THE AFL world is in meltdown after players at giant club Essendon this week received a one-year suspension for their role in a mysterious supplements program in 2012.
The investigation and debate has been going on for the best part of three years, ever since "the darkest day in Australian sport" was declared by the Gillard Government in 2013.
That claim was ridiculously over the top, as all that has been revealed since have been sinister programs at Essendon and the NRL's Cronulla Sharks run by the same shady character, Stephen Dank.
While Cronulla's players accepted their guilt and served suspensions that saw them miss only a few games, many of Essendon's players, and some that have moved on to other clubs since 2012, will not be out of action for the 2016 season.
It is a huge but unsurprising blow to the players and the club, who, seemingly led by former coach James Hird, carried on a pig-headed but ultimately futile fight to escape punishment.
The game and club have been dragged through the mud because not only did Essendon run a program that was next to cheating, it failed to keep proper records. Players now have little idea what substances they were injected with. Law suits will follow.

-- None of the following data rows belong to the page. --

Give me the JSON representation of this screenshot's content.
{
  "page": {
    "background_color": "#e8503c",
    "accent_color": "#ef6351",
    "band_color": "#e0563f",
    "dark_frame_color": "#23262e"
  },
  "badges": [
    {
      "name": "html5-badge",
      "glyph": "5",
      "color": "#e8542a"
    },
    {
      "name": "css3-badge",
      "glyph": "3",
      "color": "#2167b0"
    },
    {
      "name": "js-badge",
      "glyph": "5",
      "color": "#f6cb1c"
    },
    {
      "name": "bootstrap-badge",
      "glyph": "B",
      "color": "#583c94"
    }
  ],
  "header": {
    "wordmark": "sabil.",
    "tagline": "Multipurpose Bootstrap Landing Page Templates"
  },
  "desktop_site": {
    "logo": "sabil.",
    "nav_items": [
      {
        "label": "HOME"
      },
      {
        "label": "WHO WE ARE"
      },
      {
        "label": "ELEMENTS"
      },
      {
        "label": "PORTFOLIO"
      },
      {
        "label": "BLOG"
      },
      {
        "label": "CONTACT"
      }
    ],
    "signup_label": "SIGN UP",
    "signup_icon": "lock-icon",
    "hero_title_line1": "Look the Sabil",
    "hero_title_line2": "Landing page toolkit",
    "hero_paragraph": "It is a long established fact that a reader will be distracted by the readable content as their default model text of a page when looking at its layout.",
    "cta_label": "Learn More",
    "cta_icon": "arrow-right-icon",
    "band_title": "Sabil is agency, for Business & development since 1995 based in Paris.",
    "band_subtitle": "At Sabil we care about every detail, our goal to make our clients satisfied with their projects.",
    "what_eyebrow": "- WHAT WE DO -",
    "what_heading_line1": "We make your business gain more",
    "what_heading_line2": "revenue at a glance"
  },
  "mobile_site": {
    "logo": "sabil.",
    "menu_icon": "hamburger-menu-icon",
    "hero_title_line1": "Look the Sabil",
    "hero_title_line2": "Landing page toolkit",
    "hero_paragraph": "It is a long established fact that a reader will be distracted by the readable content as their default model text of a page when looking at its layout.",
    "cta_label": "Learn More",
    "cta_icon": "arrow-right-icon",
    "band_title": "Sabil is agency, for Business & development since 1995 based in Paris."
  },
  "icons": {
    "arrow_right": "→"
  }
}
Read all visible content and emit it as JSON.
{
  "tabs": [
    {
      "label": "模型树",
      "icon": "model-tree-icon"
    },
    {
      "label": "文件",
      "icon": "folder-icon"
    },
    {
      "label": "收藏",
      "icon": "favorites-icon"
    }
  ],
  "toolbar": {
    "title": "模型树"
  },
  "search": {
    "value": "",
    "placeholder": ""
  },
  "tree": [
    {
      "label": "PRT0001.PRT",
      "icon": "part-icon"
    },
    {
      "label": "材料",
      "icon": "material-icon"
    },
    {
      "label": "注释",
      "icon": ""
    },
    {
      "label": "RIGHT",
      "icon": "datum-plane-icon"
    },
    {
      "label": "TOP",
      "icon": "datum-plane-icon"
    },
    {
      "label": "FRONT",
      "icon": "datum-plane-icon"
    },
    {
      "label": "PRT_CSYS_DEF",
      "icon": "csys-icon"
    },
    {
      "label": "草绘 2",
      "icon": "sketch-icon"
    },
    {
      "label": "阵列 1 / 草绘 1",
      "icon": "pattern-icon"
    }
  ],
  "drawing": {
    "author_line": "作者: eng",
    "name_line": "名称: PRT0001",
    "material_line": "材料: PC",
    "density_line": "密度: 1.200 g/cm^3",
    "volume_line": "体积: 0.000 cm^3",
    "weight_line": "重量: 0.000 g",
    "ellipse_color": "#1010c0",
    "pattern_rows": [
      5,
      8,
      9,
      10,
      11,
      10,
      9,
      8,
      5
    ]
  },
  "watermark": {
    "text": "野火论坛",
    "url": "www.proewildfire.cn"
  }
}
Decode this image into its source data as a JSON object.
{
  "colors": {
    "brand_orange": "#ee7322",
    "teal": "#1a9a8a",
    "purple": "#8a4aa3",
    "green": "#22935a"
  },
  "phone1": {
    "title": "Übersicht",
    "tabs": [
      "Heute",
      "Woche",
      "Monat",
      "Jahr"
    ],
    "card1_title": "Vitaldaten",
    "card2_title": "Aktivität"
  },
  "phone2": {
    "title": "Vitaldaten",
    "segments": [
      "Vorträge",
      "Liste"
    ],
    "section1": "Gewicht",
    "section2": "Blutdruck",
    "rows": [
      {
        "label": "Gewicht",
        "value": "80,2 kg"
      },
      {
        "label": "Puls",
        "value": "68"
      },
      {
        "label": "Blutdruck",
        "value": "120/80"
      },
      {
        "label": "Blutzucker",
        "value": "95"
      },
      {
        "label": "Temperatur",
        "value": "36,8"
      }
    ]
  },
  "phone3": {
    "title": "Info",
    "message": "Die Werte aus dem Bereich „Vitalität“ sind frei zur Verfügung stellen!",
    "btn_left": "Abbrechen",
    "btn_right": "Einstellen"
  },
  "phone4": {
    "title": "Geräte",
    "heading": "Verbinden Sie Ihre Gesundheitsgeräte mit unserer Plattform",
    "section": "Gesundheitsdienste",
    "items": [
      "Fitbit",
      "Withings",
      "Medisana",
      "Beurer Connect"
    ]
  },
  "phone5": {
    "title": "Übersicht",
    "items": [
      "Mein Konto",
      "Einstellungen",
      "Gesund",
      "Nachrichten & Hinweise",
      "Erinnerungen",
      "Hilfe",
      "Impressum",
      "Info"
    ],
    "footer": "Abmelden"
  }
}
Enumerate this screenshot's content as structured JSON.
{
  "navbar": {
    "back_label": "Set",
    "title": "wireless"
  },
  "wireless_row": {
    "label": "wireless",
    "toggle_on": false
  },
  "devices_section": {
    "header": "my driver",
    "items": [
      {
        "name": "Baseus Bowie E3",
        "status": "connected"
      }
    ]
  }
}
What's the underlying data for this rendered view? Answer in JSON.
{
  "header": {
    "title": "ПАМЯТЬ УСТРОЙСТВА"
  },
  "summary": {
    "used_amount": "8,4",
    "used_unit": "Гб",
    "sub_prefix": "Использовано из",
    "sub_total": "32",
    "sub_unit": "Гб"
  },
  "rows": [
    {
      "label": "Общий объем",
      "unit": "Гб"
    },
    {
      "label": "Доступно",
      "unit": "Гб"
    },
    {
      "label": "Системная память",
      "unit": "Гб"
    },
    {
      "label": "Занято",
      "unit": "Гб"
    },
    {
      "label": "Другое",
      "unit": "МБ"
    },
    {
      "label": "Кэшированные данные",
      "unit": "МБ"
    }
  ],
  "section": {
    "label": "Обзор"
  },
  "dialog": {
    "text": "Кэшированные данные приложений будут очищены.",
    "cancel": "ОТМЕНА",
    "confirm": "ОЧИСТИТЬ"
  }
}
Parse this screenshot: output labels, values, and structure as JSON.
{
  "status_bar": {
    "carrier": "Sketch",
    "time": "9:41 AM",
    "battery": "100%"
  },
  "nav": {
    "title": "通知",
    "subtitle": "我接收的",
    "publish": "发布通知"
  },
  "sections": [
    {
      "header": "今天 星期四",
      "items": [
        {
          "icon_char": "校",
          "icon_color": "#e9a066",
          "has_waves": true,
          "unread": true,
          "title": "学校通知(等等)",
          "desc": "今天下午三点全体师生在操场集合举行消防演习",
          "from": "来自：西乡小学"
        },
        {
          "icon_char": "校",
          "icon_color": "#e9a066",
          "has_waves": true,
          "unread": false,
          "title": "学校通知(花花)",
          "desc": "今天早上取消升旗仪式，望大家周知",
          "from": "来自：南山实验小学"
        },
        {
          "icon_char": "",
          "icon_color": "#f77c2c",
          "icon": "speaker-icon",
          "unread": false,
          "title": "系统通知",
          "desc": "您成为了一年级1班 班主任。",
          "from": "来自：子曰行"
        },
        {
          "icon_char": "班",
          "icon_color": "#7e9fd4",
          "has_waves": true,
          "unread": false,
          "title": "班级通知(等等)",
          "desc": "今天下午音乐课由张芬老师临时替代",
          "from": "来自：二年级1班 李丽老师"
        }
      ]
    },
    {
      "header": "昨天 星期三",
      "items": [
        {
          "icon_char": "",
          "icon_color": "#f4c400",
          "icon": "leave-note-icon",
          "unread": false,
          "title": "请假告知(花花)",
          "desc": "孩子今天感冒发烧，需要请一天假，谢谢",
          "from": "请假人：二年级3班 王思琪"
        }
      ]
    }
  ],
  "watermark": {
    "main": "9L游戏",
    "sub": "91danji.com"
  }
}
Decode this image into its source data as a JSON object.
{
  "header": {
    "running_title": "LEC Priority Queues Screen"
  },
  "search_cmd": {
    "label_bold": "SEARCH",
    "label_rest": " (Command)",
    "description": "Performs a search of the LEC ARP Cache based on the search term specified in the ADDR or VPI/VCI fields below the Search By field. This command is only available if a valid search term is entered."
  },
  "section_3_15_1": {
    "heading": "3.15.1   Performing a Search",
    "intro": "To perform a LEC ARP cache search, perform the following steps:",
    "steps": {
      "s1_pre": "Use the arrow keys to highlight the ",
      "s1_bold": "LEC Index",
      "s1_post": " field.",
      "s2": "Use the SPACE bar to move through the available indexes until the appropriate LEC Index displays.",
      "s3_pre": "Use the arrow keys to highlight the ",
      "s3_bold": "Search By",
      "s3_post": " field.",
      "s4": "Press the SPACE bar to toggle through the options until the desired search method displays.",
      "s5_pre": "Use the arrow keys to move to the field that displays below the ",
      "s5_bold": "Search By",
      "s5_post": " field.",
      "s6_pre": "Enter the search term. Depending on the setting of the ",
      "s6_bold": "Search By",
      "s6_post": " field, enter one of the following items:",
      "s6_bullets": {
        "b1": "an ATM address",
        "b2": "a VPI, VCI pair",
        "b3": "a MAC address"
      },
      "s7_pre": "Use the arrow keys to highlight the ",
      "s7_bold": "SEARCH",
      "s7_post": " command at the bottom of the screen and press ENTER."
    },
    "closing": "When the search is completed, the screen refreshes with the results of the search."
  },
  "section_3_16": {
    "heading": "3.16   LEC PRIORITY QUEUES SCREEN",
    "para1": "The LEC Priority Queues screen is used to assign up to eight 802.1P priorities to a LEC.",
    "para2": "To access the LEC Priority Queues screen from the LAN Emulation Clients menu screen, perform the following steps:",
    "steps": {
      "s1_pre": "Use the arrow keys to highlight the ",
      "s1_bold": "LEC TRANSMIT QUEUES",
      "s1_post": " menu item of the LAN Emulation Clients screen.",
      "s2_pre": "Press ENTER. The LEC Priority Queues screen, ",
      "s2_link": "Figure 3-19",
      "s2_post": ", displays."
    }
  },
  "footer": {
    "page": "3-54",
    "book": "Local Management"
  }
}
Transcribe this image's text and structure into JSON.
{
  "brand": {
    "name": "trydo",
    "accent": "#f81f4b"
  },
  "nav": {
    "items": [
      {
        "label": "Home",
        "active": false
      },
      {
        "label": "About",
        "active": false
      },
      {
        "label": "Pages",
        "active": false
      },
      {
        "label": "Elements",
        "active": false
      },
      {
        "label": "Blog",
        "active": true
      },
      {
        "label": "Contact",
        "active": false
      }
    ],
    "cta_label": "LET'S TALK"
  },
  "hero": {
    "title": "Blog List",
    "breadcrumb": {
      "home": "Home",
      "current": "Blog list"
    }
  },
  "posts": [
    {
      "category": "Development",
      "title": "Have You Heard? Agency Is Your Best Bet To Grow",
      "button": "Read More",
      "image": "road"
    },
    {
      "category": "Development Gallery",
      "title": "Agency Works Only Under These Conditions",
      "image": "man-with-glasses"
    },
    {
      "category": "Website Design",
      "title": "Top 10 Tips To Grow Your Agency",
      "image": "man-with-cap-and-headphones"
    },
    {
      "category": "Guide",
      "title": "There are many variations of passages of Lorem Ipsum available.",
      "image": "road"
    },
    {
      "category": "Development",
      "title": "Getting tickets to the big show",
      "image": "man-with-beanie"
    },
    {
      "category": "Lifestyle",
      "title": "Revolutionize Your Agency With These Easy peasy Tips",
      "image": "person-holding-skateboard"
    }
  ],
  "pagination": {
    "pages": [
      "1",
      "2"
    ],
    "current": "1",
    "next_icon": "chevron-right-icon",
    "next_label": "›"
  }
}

With so many players suspended, Essendon will struggle to win a game in 2016, and it deserves no better.